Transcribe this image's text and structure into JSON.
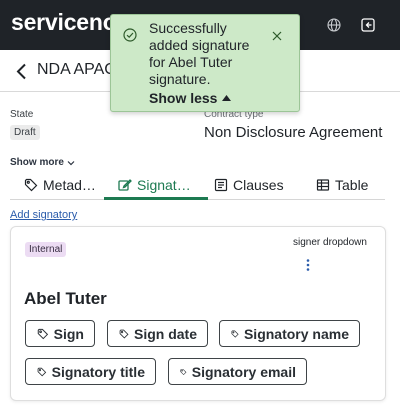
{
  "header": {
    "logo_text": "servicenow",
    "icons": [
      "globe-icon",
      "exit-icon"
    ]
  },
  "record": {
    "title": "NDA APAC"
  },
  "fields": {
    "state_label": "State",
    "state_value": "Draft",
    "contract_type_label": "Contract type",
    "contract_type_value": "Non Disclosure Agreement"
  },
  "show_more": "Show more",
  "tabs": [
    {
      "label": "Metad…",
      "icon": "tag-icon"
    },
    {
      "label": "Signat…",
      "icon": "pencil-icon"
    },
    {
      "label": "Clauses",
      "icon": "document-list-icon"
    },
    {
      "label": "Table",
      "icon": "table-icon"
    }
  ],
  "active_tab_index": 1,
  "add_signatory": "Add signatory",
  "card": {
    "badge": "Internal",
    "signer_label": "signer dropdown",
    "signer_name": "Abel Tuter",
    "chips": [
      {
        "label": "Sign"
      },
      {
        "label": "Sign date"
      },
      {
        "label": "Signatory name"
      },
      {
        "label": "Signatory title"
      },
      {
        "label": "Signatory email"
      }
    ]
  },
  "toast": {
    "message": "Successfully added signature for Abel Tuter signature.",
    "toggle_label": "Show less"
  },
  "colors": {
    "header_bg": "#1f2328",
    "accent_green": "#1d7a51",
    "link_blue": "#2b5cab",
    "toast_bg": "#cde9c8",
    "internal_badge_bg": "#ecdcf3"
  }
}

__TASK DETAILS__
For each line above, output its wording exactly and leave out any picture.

__OUTPUT OF THE EXERCISE__
Transcribe this image's text and structure into JSON.
{
  "header": {
    "logo_text": "servicenow",
    "icons": [
      "globe-icon",
      "exit-icon"
    ]
  },
  "record": {
    "title": "NDA APAC"
  },
  "fields": {
    "state_label": "State",
    "state_value": "Draft",
    "contract_type_label": "Contract type",
    "contract_type_value": "Non Disclosure Agreement"
  },
  "show_more": "Show more",
  "tabs": [
    {
      "label": "Metad…",
      "icon": "tag-icon"
    },
    {
      "label": "Signat…",
      "icon": "pencil-icon"
    },
    {
      "label": "Clauses",
      "icon": "document-list-icon"
    },
    {
      "label": "Table",
      "icon": "table-icon"
    }
  ],
  "active_tab_index": 1,
  "add_signatory": "Add signatory",
  "card": {
    "badge": "Internal",
    "signer_label": "signer dropdown",
    "signer_name": "Abel Tuter",
    "chips": [
      {
        "label": "Sign"
      },
      {
        "label": "Sign date"
      },
      {
        "label": "Signatory name"
      },
      {
        "label": "Signatory title"
      },
      {
        "label": "Signatory email"
      }
    ]
  },
  "toast": {
    "message": "Successfully added signature for Abel Tuter signature.",
    "toggle_label": "Show less"
  },
  "colors": {
    "header_bg": "#1f2328",
    "accent_green": "#1d7a51",
    "link_blue": "#2b5cab",
    "toast_bg": "#cde9c8",
    "internal_badge_bg": "#ecdcf3"
  }
}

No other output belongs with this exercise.